• [EXERCISE DATA]
============================================================
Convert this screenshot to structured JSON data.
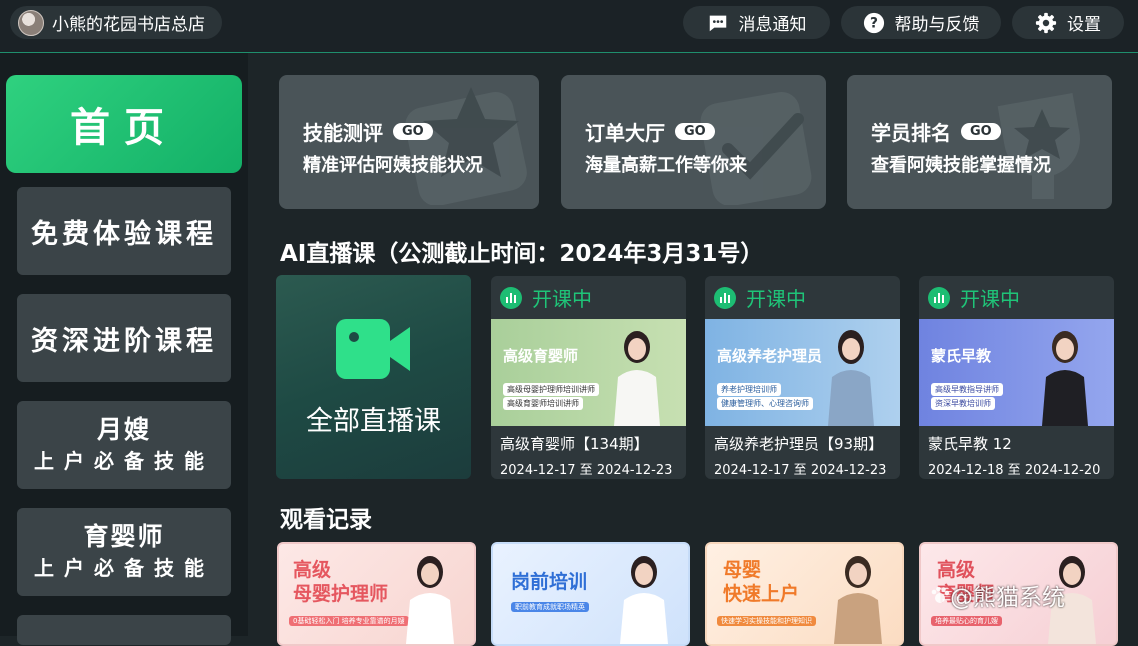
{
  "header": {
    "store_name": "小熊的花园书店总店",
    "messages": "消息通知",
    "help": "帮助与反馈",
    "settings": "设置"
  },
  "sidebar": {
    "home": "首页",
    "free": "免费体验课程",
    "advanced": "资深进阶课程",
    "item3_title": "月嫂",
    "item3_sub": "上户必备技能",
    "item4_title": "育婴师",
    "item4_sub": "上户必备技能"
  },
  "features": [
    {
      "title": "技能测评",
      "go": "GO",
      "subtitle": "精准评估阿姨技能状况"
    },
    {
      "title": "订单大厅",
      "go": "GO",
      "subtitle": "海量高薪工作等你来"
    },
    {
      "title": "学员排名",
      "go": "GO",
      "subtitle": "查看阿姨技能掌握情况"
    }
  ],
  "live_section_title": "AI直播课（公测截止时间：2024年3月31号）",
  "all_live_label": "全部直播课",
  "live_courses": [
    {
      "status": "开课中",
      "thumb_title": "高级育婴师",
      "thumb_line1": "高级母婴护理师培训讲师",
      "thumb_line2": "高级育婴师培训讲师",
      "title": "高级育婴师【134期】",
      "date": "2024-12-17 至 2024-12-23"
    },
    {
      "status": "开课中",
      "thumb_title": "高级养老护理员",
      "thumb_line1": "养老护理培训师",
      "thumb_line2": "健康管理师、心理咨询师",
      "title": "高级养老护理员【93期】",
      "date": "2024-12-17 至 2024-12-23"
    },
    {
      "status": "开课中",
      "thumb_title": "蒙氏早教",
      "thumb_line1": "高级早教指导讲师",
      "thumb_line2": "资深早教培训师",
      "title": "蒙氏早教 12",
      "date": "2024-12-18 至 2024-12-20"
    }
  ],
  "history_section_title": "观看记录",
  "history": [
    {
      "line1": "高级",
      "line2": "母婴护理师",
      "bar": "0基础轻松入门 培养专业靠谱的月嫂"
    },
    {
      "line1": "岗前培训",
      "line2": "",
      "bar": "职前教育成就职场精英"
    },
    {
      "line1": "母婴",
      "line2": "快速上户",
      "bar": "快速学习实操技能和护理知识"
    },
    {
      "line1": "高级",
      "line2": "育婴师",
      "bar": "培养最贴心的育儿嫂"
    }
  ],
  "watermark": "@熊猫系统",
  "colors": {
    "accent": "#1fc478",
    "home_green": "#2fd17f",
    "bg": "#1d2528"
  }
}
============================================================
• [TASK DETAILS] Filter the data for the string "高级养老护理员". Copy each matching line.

• [EXERCISE RESULT]
      "thumb_title": "高级养老护理员",
      "title": "高级养老护理员【93期】",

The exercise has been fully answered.